After a day trekking around, your Bedouin hosts will prepare some kind of feast; there are a few interesting Bedouin cooking techniques, some of which involve cooking food underground. It’s always a big production! Bedouin hospitality is unparalleled.
After dinner, drink some more sweet Bedouin tea and relax under the stars. I highly recommend planning your trip around the moon cycle– the best day obviously is the New Moon– my first trip to Wadi Rum, I saw more stars than I’d ever seen in my life. Absolutely insane. Last weekend, unfortunately, the moon was about 80% full so we could hardly see any stars.
It’s fun to hang out with your friends in Petra and Wadi Rum, but also totally doable as a solo traveler. Either way, make sure to take some time to talk to the Bedouin and ask them about their lives; the Bedouin way of life is fascinating and the culture is rich.
Also, I highly recommend going late February-April or October-November when it’s not too hot but not too cold either! It’s freezing in January and boiling in the Summer.
Don’t worry– Jordan is completely safe, if not safer than America, France, etc.
Southern Jordan is full of wild landscapes and beautiful ancient carvings. Spending a weekend or even a week exploring Petra and Wadi Rum in Southern Jordan is a mesmerizing adventure. I’ve visited Jordan twice now, and there’s always more to see!
Blog Post on Northern Jordan: Exploring Northern Jordan: Amman, Madaba, and Jerash!
Basic Arabic (Jordanian Levantine dialect):
Hello (Peace): Salam
Good Morning: Sabbah el-khreer
Good Evening: Messeh el-khreer
How are you?: Kayf ha-lek?
How are you? : Kayf ha-lek?
I’m well (Thank God): Hamdu lilleh
What’s new?: Shu Akbar?
What’s your name? : Shu Ismek ?
My name is: Ismi..
I’m lost: Ana die-e-aw
Where is the…?: Wayn el…
Bus station: mahata el autobeese
I want : Bidi
What is this? : Shu hathe?
How much? : Adesh hathe?
Yes (formal): nam
Please/Excuse me: lao samaht
Thank you: shukran
Right: yameen or shmael (not to be confused with shamael, which means North)
Straight: dugri, thugri, or el amem
Do you speak English?(dialect) Biteki Englizia?
I’m a vegetarian: Ana nebehti
Taxi etiquette: Jordanian dialect
When you get into the cab: Salam alaikum
I’m going to (the) _____ : Bidi aru illeh (el)
Please [Use] the meter: el adad, lao samaht
Let me out here(dialect): bidi enzel hone

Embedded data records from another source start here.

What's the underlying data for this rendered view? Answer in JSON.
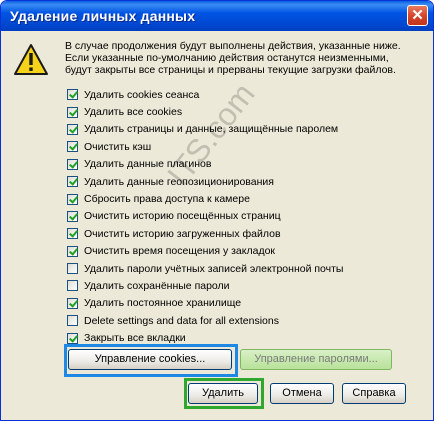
{
  "window": {
    "title": "Удаление личных данных",
    "close_symbol": "✕"
  },
  "warning": {
    "icon": "warning-triangle-icon",
    "lines": [
      "В случае продолжения будут выполнены действия, указанные ниже.",
      "Если указанные по-умолчанию действия останутся неизменными,",
      "будут закрыты все страницы и прерваны текущие загрузки файлов."
    ]
  },
  "options": [
    {
      "label": "Удалить cookies сеанса",
      "checked": true
    },
    {
      "label": "Удалить все cookies",
      "checked": true
    },
    {
      "label": "Удалить страницы и данные, защищённые паролем",
      "checked": true
    },
    {
      "label": "Очистить кэш",
      "checked": true
    },
    {
      "label": "Удалить данные плагинов",
      "checked": true
    },
    {
      "label": "Удалить данные геопозиционирования",
      "checked": true
    },
    {
      "label": "Сбросить права доступа к камере",
      "checked": true
    },
    {
      "label": "Очистить историю посещённых страниц",
      "checked": true
    },
    {
      "label": "Очистить историю загруженных файлов",
      "checked": true
    },
    {
      "label": "Очистить время посещения у закладок",
      "checked": true
    },
    {
      "label": "Удалить пароли учётных записей электронной почты",
      "checked": false
    },
    {
      "label": "Удалить сохранённые пароли",
      "checked": false
    },
    {
      "label": "Удалить постоянное хранилище",
      "checked": true
    },
    {
      "label": "Delete settings and data for all extensions",
      "checked": false
    },
    {
      "label": "Закрыть все вкладки",
      "checked": true
    }
  ],
  "buttons": {
    "manage_cookies": "Управление cookies...",
    "manage_passwords": "Управление паролями...",
    "delete": "Удалить",
    "cancel": "Отмена",
    "help": "Справка"
  },
  "watermark": "ITS.com",
  "colors": {
    "highlight_blue": "#1e88e5",
    "highlight_green": "#2ea82e",
    "titlebar": "#0054e3"
  }
}
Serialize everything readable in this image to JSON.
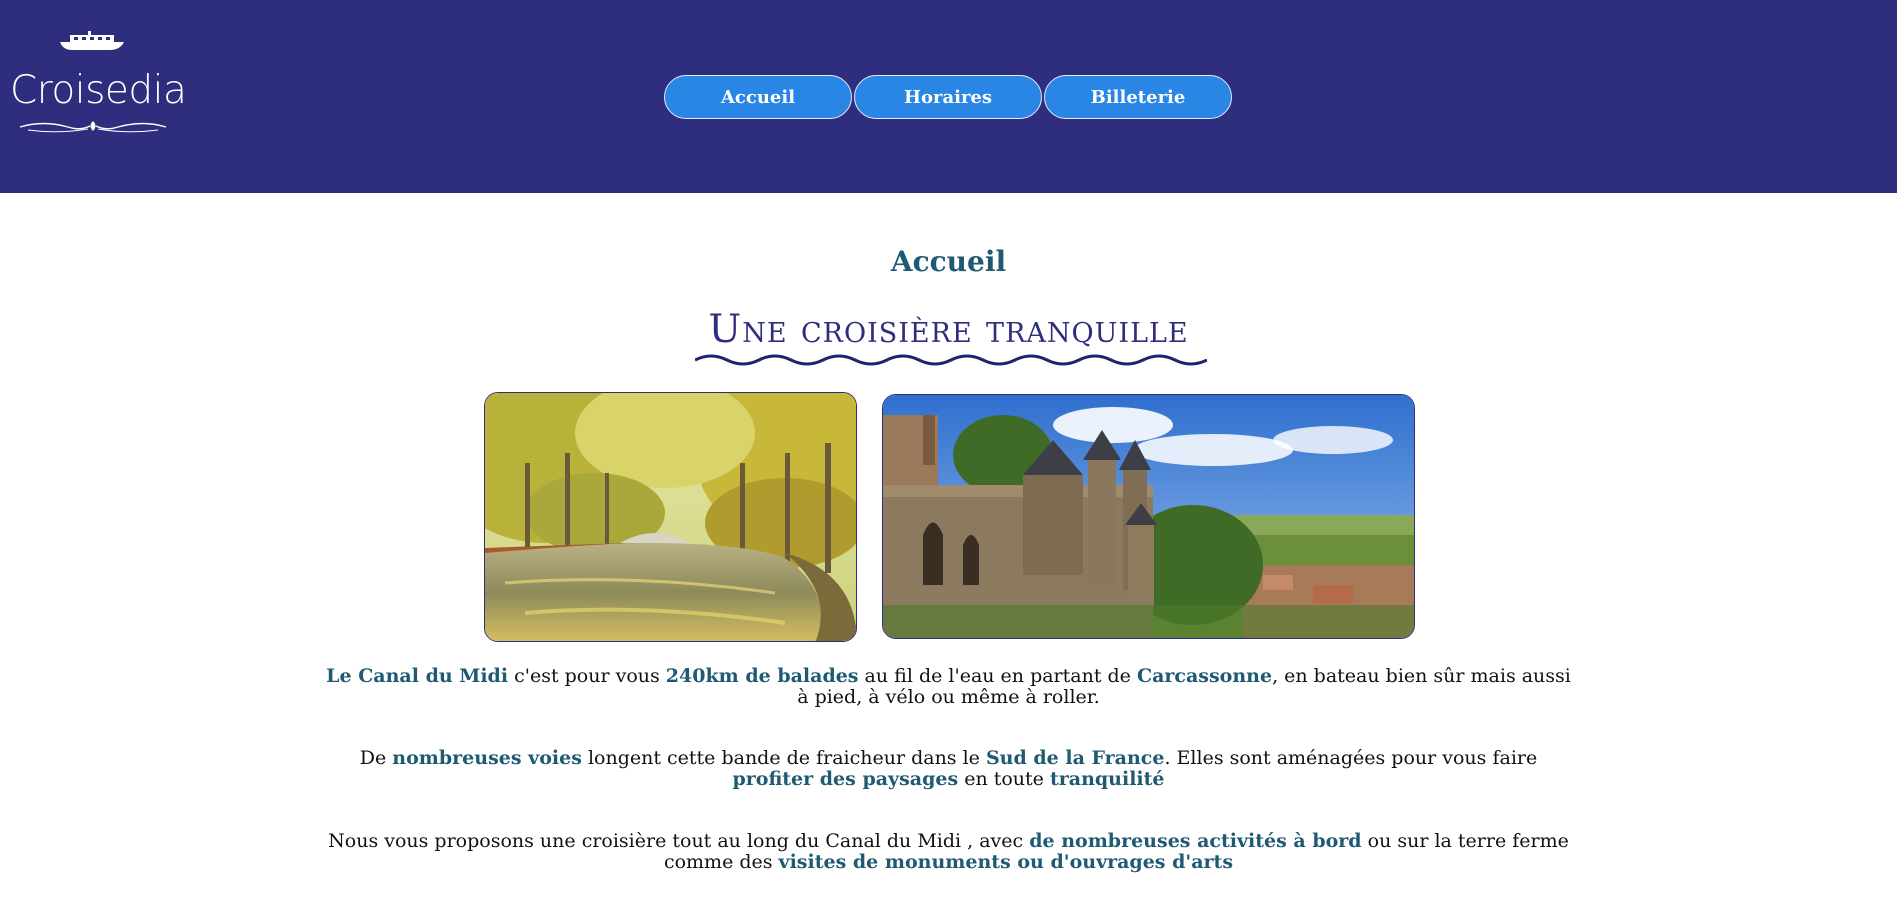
{
  "brand": {
    "name": "Croisedia",
    "boat_icon": "boat-icon",
    "flourish_icon": "flourish-ornament"
  },
  "nav": {
    "items": [
      {
        "label": "Accueil"
      },
      {
        "label": "Horaires"
      },
      {
        "label": "Billeterie"
      }
    ]
  },
  "main": {
    "heading": "Accueil",
    "title": "Une croisière tranquille",
    "paragraphs": [
      {
        "segments": [
          {
            "text": "Le Canal du Midi",
            "highlight": true
          },
          {
            "text": " c'est pour vous ",
            "highlight": false
          },
          {
            "text": "240km de balades",
            "highlight": true
          },
          {
            "text": " au fil de l'eau en partant de ",
            "highlight": false
          },
          {
            "text": "Carcassonne",
            "highlight": true
          },
          {
            "text": ", en bateau bien sûr mais aussi à pied, à vélo ou même à roller.",
            "highlight": false
          }
        ]
      },
      {
        "segments": [
          {
            "text": "De ",
            "highlight": false
          },
          {
            "text": "nombreuses voies",
            "highlight": true
          },
          {
            "text": " longent cette bande de fraicheur dans le ",
            "highlight": false
          },
          {
            "text": "Sud de la France",
            "highlight": true
          },
          {
            "text": ". Elles sont aménagées pour vous faire ",
            "highlight": false
          },
          {
            "text": "profiter des paysages",
            "highlight": true
          },
          {
            "text": " en toute ",
            "highlight": false
          },
          {
            "text": "tranquilité",
            "highlight": true
          }
        ]
      },
      {
        "segments": [
          {
            "text": "Nous vous proposons une croisière tout au long du Canal du Midi , avec ",
            "highlight": false
          },
          {
            "text": "de nombreuses activités à bord",
            "highlight": true
          },
          {
            "text": " ou sur la terre ferme comme des ",
            "highlight": false
          },
          {
            "text": "visites de monuments ou d'ouvrages d'arts",
            "highlight": true
          }
        ]
      }
    ]
  },
  "colors": {
    "header_bg": "#2e2d7e",
    "nav_button": "#2a86e4",
    "highlight_text": "#1f5a73",
    "title_text": "#2e2d7e"
  }
}
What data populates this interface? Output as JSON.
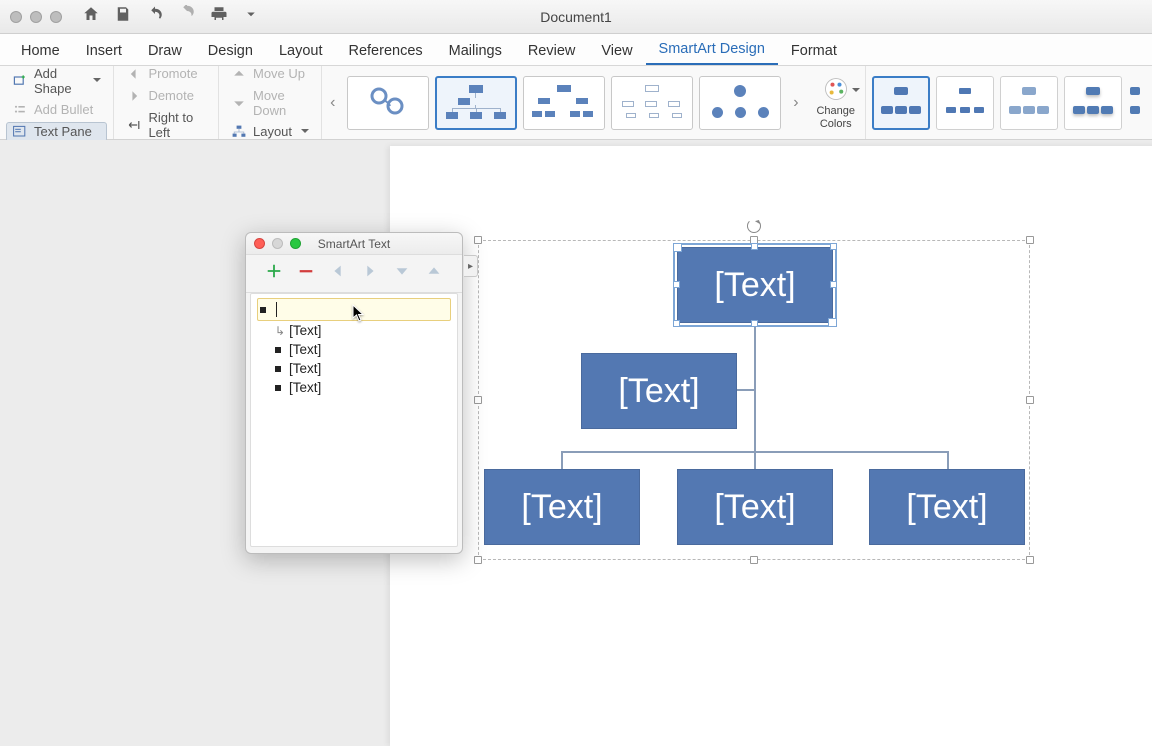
{
  "window": {
    "title": "Document1"
  },
  "tabs": {
    "home": "Home",
    "insert": "Insert",
    "draw": "Draw",
    "design": "Design",
    "layout": "Layout",
    "references": "References",
    "mailings": "Mailings",
    "review": "Review",
    "view": "View",
    "smartart": "SmartArt Design",
    "format": "Format"
  },
  "ribbon": {
    "add_shape": "Add Shape",
    "add_bullet": "Add Bullet",
    "text_pane": "Text Pane",
    "promote": "Promote",
    "demote": "Demote",
    "right_to_left": "Right to Left",
    "move_up": "Move Up",
    "move_down": "Move Down",
    "layout": "Layout",
    "change_colors": "Change\nColors"
  },
  "text_pane": {
    "title": "SmartArt Text",
    "items": [
      "",
      "[Text]",
      "[Text]",
      "[Text]",
      "[Text]"
    ]
  },
  "smartart": {
    "nodes": {
      "top": "[Text]",
      "assistant": "[Text]",
      "child1": "[Text]",
      "child2": "[Text]",
      "child3": "[Text]"
    }
  },
  "colors": {
    "node_fill": "#5378b2",
    "accent": "#2a6db8"
  }
}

Thank a lot: ya tiki el afia (may God give you health)
(Dialect tip: For teens: number + 10 (ithnosh =12 , hamztosh =15, etc.) For 20-90, add the suffix -een)
20 ashreen (two tens)